* _Task requirements_
Give the listing again, word for word, and let no picture into it.

[Start of section]

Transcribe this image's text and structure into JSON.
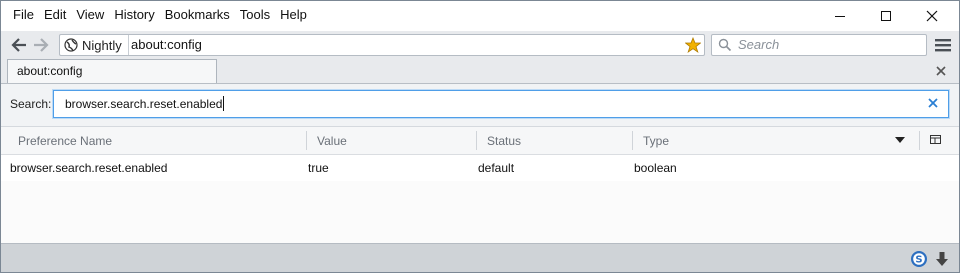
{
  "menu": {
    "items": [
      "File",
      "Edit",
      "View",
      "History",
      "Bookmarks",
      "Tools",
      "Help"
    ]
  },
  "window_controls": {
    "minimize_icon": "minimize-icon",
    "maximize_icon": "maximize-icon",
    "close_icon": "close-icon"
  },
  "navbar": {
    "identity_label": "Nightly",
    "url": "about:config",
    "search_placeholder": "Search"
  },
  "tab": {
    "title": "about:config"
  },
  "config": {
    "search_label": "Search:",
    "filter_value": "browser.search.reset.enabled",
    "columns": [
      "Preference Name",
      "Value",
      "Status",
      "Type"
    ],
    "rows": [
      {
        "name": "browser.search.reset.enabled",
        "value": "true",
        "status": "default",
        "type": "boolean"
      }
    ]
  },
  "colors": {
    "accent": "#4f9ee8",
    "star": "#f2b200",
    "status_bar": "#cfd3d7"
  }
}
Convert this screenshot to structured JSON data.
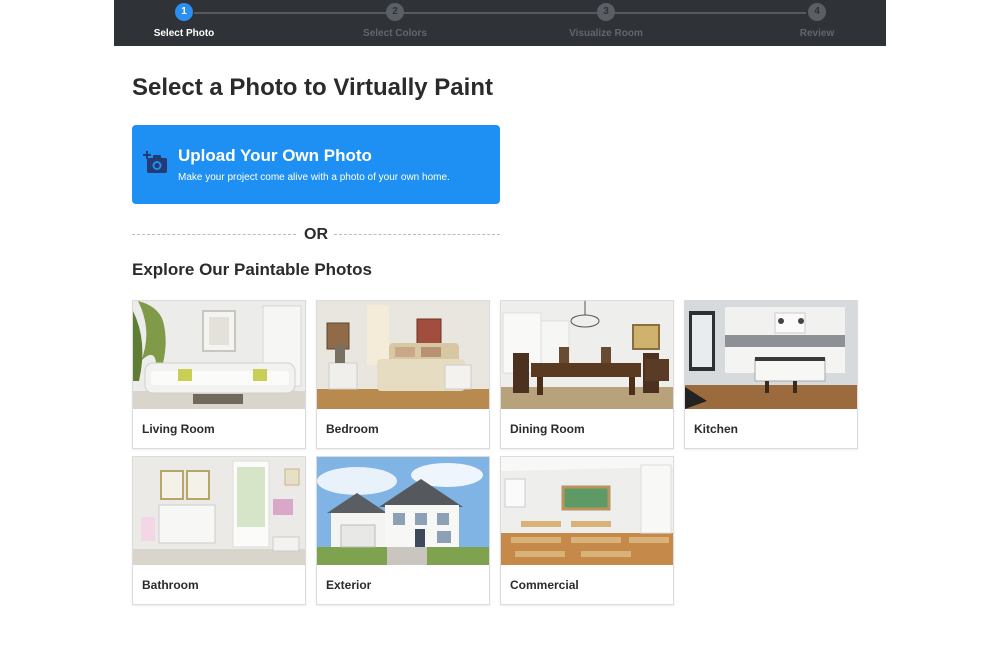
{
  "stepper": {
    "steps": [
      {
        "number": "1",
        "label": "Select Photo",
        "active": true
      },
      {
        "number": "2",
        "label": "Select Colors",
        "active": false
      },
      {
        "number": "3",
        "label": "Visualize Room",
        "active": false
      },
      {
        "number": "4",
        "label": "Review",
        "active": false
      }
    ]
  },
  "page": {
    "title": "Select a Photo to Virtually Paint"
  },
  "upload": {
    "title": "Upload Your Own Photo",
    "subtitle": "Make your project come alive with a photo of your own home.",
    "icon": "add-camera-icon"
  },
  "divider": {
    "text": "OR"
  },
  "explore": {
    "title": "Explore Our Paintable Photos",
    "photos": [
      {
        "label": "Living Room"
      },
      {
        "label": "Bedroom"
      },
      {
        "label": "Dining Room"
      },
      {
        "label": "Kitchen"
      },
      {
        "label": "Bathroom"
      },
      {
        "label": "Exterior"
      },
      {
        "label": "Commercial"
      }
    ]
  },
  "colors": {
    "stepper_bg": "#2f3237",
    "accent": "#1f90f3",
    "text": "#2b2b2b"
  }
}
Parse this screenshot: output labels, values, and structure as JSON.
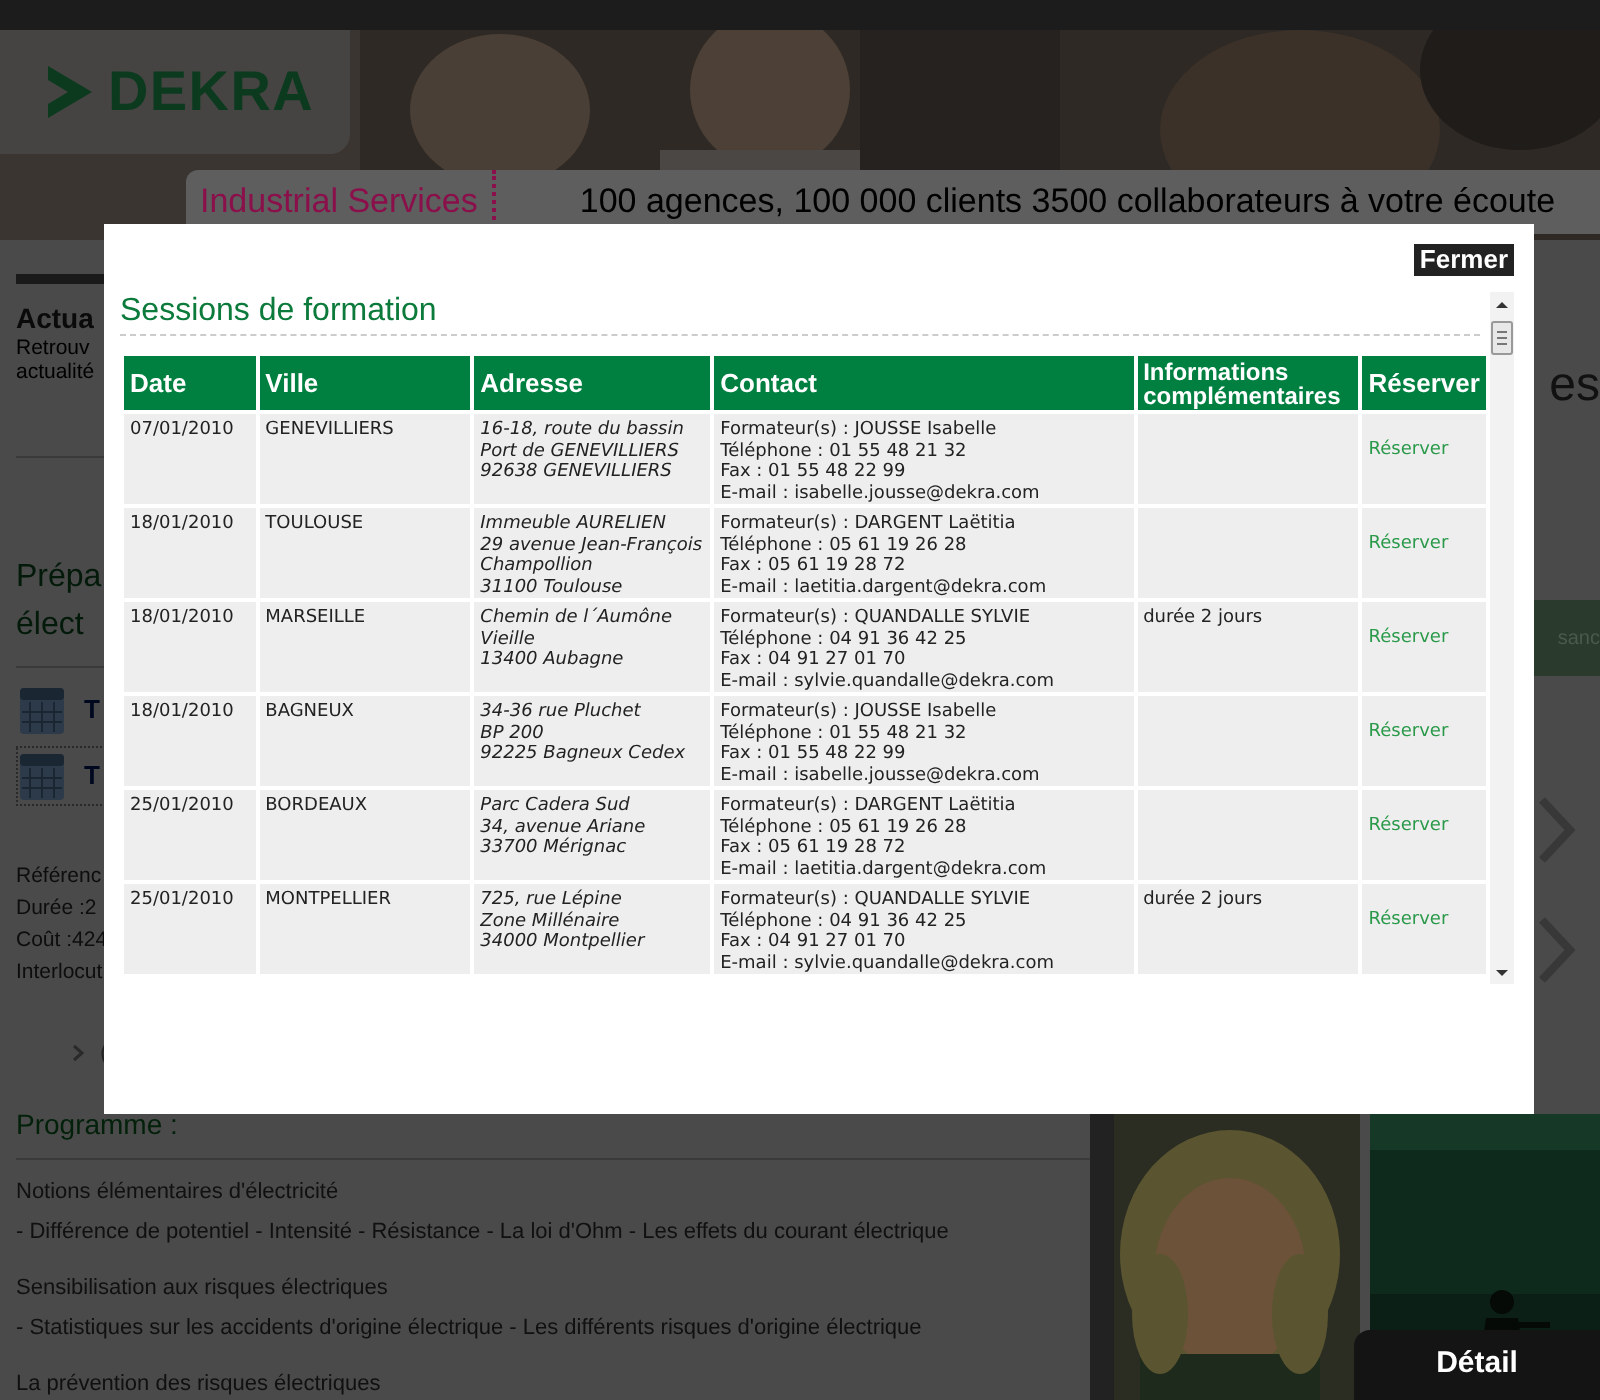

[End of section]

* _Solved problem_
Transcribe this image's text and structure into JSON.
{
  "menu": {
    "items": [
      "File",
      "Edit",
      "View",
      "History",
      "Bookmarks",
      "Tools",
      "Help"
    ]
  },
  "window_controls": {
    "minimize_icon": "minimize-icon",
    "maximize_icon": "maximize-icon",
    "close_icon": "close-icon"
  },
  "navbar": {
    "identity_label": "Nightly",
    "url": "about:config",
    "search_placeholder": "Search"
  },
  "tab": {
    "title": "about:config"
  },
  "config": {
    "search_label": "Search:",
    "filter_value": "browser.search.reset.enabled",
    "columns": [
      "Preference Name",
      "Value",
      "Status",
      "Type"
    ],
    "rows": [
      {
        "name": "browser.search.reset.enabled",
        "value": "true",
        "status": "default",
        "type": "boolean"
      }
    ]
  },
  "colors": {
    "accent": "#4f9ee8",
    "star": "#f2b200",
    "status_bar": "#cfd3d7"
  }
}
Convert this screenshot to structured JSON data.
{
  "stepper": {
    "steps": [
      {
        "number": "1",
        "label": "Select Photo",
        "active": true
      },
      {
        "number": "2",
        "label": "Select Colors",
        "active": false
      },
      {
        "number": "3",
        "label": "Visualize Room",
        "active": false
      },
      {
        "number": "4",
        "label": "Review",
        "active": false
      }
    ]
  },
  "page": {
    "title": "Select a Photo to Virtually Paint"
  },
  "upload": {
    "title": "Upload Your Own Photo",
    "subtitle": "Make your project come alive with a photo of your own home.",
    "icon": "add-camera-icon"
  },
  "divider": {
    "text": "OR"
  },
  "explore": {
    "title": "Explore Our Paintable Photos",
    "photos": [
      {
        "label": "Living Room"
      },
      {
        "label": "Bedroom"
      },
      {
        "label": "Dining Room"
      },
      {
        "label": "Kitchen"
      },
      {
        "label": "Bathroom"
      },
      {
        "label": "Exterior"
      },
      {
        "label": "Commercial"
      }
    ]
  },
  "colors": {
    "stepper_bg": "#2f3237",
    "accent": "#1f90f3",
    "text": "#2b2b2b"
  }
}
Parse this screenshot: output labels, values, and structure as JSON.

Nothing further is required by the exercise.